Task goal: What do the entries below say? Restate them word for word.

(Data records for software interfaces)
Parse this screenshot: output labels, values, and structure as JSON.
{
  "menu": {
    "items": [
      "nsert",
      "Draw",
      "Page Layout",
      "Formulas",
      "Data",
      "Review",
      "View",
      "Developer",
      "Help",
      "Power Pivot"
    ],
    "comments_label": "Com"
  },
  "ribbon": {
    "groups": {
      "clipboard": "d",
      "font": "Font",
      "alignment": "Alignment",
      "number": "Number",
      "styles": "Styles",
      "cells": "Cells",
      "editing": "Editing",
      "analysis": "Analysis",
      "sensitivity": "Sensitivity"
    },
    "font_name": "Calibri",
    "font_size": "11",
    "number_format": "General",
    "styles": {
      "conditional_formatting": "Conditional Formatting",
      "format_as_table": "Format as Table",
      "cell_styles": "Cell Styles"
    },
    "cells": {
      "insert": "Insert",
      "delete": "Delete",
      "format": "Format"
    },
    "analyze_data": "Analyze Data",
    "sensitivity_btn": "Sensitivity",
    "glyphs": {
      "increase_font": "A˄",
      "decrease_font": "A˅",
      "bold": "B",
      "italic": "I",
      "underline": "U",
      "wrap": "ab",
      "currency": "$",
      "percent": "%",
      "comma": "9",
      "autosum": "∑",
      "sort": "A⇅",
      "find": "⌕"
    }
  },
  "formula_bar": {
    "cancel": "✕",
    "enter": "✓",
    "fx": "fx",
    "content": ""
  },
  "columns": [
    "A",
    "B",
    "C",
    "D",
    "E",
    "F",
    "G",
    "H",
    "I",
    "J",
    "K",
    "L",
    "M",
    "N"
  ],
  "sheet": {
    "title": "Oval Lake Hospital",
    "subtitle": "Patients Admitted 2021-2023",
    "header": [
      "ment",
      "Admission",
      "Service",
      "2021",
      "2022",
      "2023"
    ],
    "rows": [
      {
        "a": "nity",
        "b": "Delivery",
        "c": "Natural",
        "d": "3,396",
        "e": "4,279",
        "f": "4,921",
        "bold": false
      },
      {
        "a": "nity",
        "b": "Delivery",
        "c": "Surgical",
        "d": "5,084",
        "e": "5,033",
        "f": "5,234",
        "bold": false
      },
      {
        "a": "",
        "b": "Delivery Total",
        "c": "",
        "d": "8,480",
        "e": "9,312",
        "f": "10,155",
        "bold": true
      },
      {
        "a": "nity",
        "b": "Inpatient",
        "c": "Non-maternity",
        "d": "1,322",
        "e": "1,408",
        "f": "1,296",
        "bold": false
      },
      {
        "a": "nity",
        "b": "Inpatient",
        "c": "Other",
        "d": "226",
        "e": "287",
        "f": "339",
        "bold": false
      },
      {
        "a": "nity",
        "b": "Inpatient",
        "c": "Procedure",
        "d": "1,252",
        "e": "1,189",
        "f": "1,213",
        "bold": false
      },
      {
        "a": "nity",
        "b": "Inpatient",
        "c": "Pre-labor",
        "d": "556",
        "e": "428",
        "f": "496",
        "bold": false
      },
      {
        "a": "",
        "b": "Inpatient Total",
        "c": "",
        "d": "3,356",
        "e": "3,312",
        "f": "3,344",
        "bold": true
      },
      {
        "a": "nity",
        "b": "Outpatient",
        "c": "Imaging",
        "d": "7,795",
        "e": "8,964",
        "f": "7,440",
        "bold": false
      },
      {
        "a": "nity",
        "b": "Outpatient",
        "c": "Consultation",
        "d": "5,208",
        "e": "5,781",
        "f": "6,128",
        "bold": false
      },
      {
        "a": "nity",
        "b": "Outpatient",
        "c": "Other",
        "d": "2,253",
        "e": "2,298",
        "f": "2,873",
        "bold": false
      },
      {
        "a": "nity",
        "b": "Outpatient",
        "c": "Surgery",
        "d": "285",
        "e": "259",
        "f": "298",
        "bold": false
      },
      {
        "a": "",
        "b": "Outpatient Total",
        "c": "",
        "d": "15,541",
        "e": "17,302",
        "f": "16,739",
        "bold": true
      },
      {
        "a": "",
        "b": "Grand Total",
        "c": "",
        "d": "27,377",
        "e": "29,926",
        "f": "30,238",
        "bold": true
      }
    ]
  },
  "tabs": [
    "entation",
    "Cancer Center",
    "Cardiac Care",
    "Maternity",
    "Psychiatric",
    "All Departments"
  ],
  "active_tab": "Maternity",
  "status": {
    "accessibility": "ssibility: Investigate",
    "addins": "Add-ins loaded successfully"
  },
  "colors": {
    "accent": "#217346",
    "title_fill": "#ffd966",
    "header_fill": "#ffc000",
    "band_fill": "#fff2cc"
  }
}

Result of this exercise:
Parse this screenshot: output labels, values, and structure as JSON.
{
  "menu": {
    "items": [
      "nsert",
      "Draw",
      "Page Layout",
      "Formulas",
      "Data",
      "Review",
      "View",
      "Developer",
      "Help",
      "Power Pivot"
    ],
    "comments_label": "Com"
  },
  "ribbon": {
    "groups": {
      "clipboard": "d",
      "font": "Font",
      "alignment": "Alignment",
      "number": "Number",
      "styles": "Styles",
      "cells": "Cells",
      "editing": "Editing",
      "analysis": "Analysis",
      "sensitivity": "Sensitivity"
    },
    "font_name": "Calibri",
    "font_size": "11",
    "number_format": "General",
    "styles": {
      "conditional_formatting": "Conditional Formatting",
      "format_as_table": "Format as Table",
      "cell_styles": "Cell Styles"
    },
    "cells": {
      "insert": "Insert",
      "delete": "Delete",
      "format": "Format"
    },
    "analyze_data": "Analyze Data",
    "sensitivity_btn": "Sensitivity",
    "glyphs": {
      "increase_font": "A˄",
      "decrease_font": "A˅",
      "bold": "B",
      "italic": "I",
      "underline": "U",
      "wrap": "ab",
      "currency": "$",
      "percent": "%",
      "comma": "9",
      "autosum": "∑",
      "sort": "A⇅",
      "find": "⌕"
    }
  },
  "formula_bar": {
    "cancel": "✕",
    "enter": "✓",
    "fx": "fx",
    "content": ""
  },
  "columns": [
    "A",
    "B",
    "C",
    "D",
    "E",
    "F",
    "G",
    "H",
    "I",
    "J",
    "K",
    "L",
    "M",
    "N"
  ],
  "sheet": {
    "title": "Oval Lake Hospital",
    "subtitle": "Patients Admitted 2021-2023",
    "header": [
      "ment",
      "Admission",
      "Service",
      "2021",
      "2022",
      "2023"
    ],
    "rows": [
      {
        "a": "nity",
        "b": "Delivery",
        "c": "Natural",
        "d": "3,396",
        "e": "4,279",
        "f": "4,921",
        "bold": false
      },
      {
        "a": "nity",
        "b": "Delivery",
        "c": "Surgical",
        "d": "5,084",
        "e": "5,033",
        "f": "5,234",
        "bold": false
      },
      {
        "a": "",
        "b": "Delivery Total",
        "c": "",
        "d": "8,480",
        "e": "9,312",
        "f": "10,155",
        "bold": true
      },
      {
        "a": "nity",
        "b": "Inpatient",
        "c": "Non-maternity",
        "d": "1,322",
        "e": "1,408",
        "f": "1,296",
        "bold": false
      },
      {
        "a": "nity",
        "b": "Inpatient",
        "c": "Other",
        "d": "226",
        "e": "287",
        "f": "339",
        "bold": false
      },
      {
        "a": "nity",
        "b": "Inpatient",
        "c": "Procedure",
        "d": "1,252",
        "e": "1,189",
        "f": "1,213",
        "bold": false
      },
      {
        "a": "nity",
        "b": "Inpatient",
        "c": "Pre-labor",
        "d": "556",
        "e": "428",
        "f": "496",
        "bold": false
      },
      {
        "a": "",
        "b": "Inpatient Total",
        "c": "",
        "d": "3,356",
        "e": "3,312",
        "f": "3,344",
        "bold": true
      },
      {
        "a": "nity",
        "b": "Outpatient",
        "c": "Imaging",
        "d": "7,795",
        "e": "8,964",
        "f": "7,440",
        "bold": false
      },
      {
        "a": "nity",
        "b": "Outpatient",
        "c": "Consultation",
        "d": "5,208",
        "e": "5,781",
        "f": "6,128",
        "bold": false
      },
      {
        "a": "nity",
        "b": "Outpatient",
        "c": "Other",
        "d": "2,253",
        "e": "2,298",
        "f": "2,873",
        "bold": false
      },
      {
        "a": "nity",
        "b": "Outpatient",
        "c": "Surgery",
        "d": "285",
        "e": "259",
        "f": "298",
        "bold": false
      },
      {
        "a": "",
        "b": "Outpatient Total",
        "c": "",
        "d": "15,541",
        "e": "17,302",
        "f": "16,739",
        "bold": true
      },
      {
        "a": "",
        "b": "Grand Total",
        "c": "",
        "d": "27,377",
        "e": "29,926",
        "f": "30,238",
        "bold": true
      }
    ]
  },
  "tabs": [
    "entation",
    "Cancer Center",
    "Cardiac Care",
    "Maternity",
    "Psychiatric",
    "All Departments"
  ],
  "active_tab": "Maternity",
  "status": {
    "accessibility": "ssibility: Investigate",
    "addins": "Add-ins loaded successfully"
  },
  "colors": {
    "accent": "#217346",
    "title_fill": "#ffd966",
    "header_fill": "#ffc000",
    "band_fill": "#fff2cc"
  }
}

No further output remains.